Tomorrow night, therefore. Mr Quigg will
be electeJ by the committee.
The meeting last night Included Senator
Piatt. Mr. C. M, Hackett, chairman of tho
State committee; Mr. Frederick F Gibbs,
national committeeman of New York; i'r.
Hugh McRobert. of Richmond eoifnty; Mr.
George W. Palmer, of Kings county; Mr.
W. J. Youngs and Mr. Johnson, of Qneens
county, and .Mr. Lanterbnch, the present:
eounty chairman. A larg number of
New York Republican party leaders w tie
expected by Mr. Piatt, but for some
reason did not arrive. The representa
tion from Brooklyn was e-specially mender
and prevented any definite eonclolon3
on some of the questions that were takea
After the meeting had been In session
for an hour or so, Mr Giubs and Mr.
Lauterbach, the present county chairman,

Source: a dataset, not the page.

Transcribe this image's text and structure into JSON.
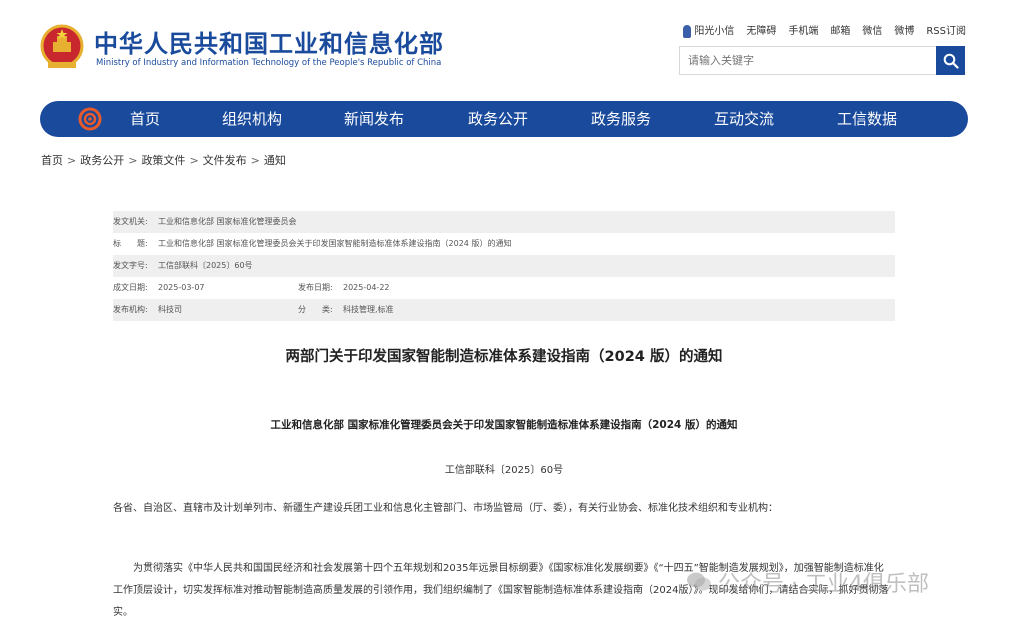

went as a committee to Congressman
Quigg, who was conveniently not pres
ent, but who was, however, equally con
veniently to be found in the lobby or tho
Shorebani at just that time. The com
mittee first informed Mr. Quigg that Mr.
Lauterbach would reigii next Thursday
night, and then tendered to him the posi
tiouof successor. Mr. Quigg!-, said to have
at first demurred, but before the con
ference was over he had gratefully ac
cepted Congressroan Lemuel Eli Quigg has been
Senator Piatt's mot faithful heutenan
and henchman. In all matters of patron
age and appointment it has been that the
will of Mr. Piatt was the will of Mr Quigg.
This Is his reward. The chairmanship of
the county committee is an important posi
tiou, especially so since Greater New York
has become a fact. It 1- een suggested
that Mr Quigg will be the next New York
Senator, Mr. Piatt's running mate
It was intended that the tn.itu.-r of tho
basis of representation in the coming;
Greater New York convention should be dis
cussed and arranged at this meeting or the
New York Republican leaders. The mat
ter was taken up and was probably decided
or at least probably put in a way for de
cision, though the absence of the Brooklyn
delegates paused the information tr. be
given out last night that the matter v. as
not finally decided
There will undoubtedly be a combina
tion ticket in the Greater New York con
vention, and not a, straight Republican
ticket, as some of the Repult'icans Lava
wished. Mr. Piatt is in favor of a union
of all elements opposed to Tammany Hall,
tbeticket to be named by him amlimlorsoV
by the other factions.
THE ELECTION BILL.
Democrats Beat Fiisfonists in tho
Frankrort. Ky., May IS. The State
senate adjourned at 710 o'clock tonight
arter an exciting scene and against tho
loud protects or the gold Democrats and
By this action it placed beyond possi
bility the passage or the Stephenson
fusion bill, by which the Republicans
and gold Democrats hoped to carry th
State in the coming election
WILDE TAKEN" TO DAK-OWAi.
He Will lie Relea.sed from PriMjn
London, May 18 Oscai Wilde was se
cretly removed from the Reading jail to
night and taken to Hollowny prison, from
which he will be released tomorrow morn
ing. He traveled from one Jail to the other in
the clothes he wore when he was sen
tenced. AFTER THE TRAIN ROBHERS.
They Are ZMnkiujr Their Way Rap
idly Toward Mexico.
San Antonio, May 18. A company cf
Texas rangers and posae ot deputy shentra
are still in pursuit or the Soutu-ni Pacifio
traia robbr-rs and are trailing Uiem toward
Tne Wells-Fargo Express Company nill
make no statement of their lo-ss, but it bj
believed to be very heavy.
nnnter to Go to Pern.
Louisville, Ky., May IS. It is an
nounced by Dr. Jamc, who is a close
friend of Dr. Hunter, and who has Just
been assured of the appointment as United
States marshal, that Dr. Hunter will be
named as miui&ter to Peru in a few cays.
This Is the post agreed ipon ror the
defeated Kentucky Senatorial candidtite-
Acquire Lxtenlve Coal Fields.
Hermosillo, Mex , May 13 The exten
sive San Marclal coal fields in this Statu
have been purchased by the Souther?
Pacific Railroad Company.
The Mayflower Lnj;
Boston, May 18. Ex-Aiubador Bay
ard will hand the Bradford manuscript to
Governor Wolcott hi the representative
chninber of the State House, next Wednes-
day, May 2G.
New Women Wanted.
Topeka, Kans.. May 18. -Theocliool board
at Concordia, Kans.Js advertising for younjr
women teachers who will agree not to
marry Four young women recently em
ployed Tor the next term, have married
and thetwoiemalnlng have announced th-ile
Nice White Pire, dressed, 2 cent
afoot Libbey & Co., 6th andN. Y. ave.
- H . i.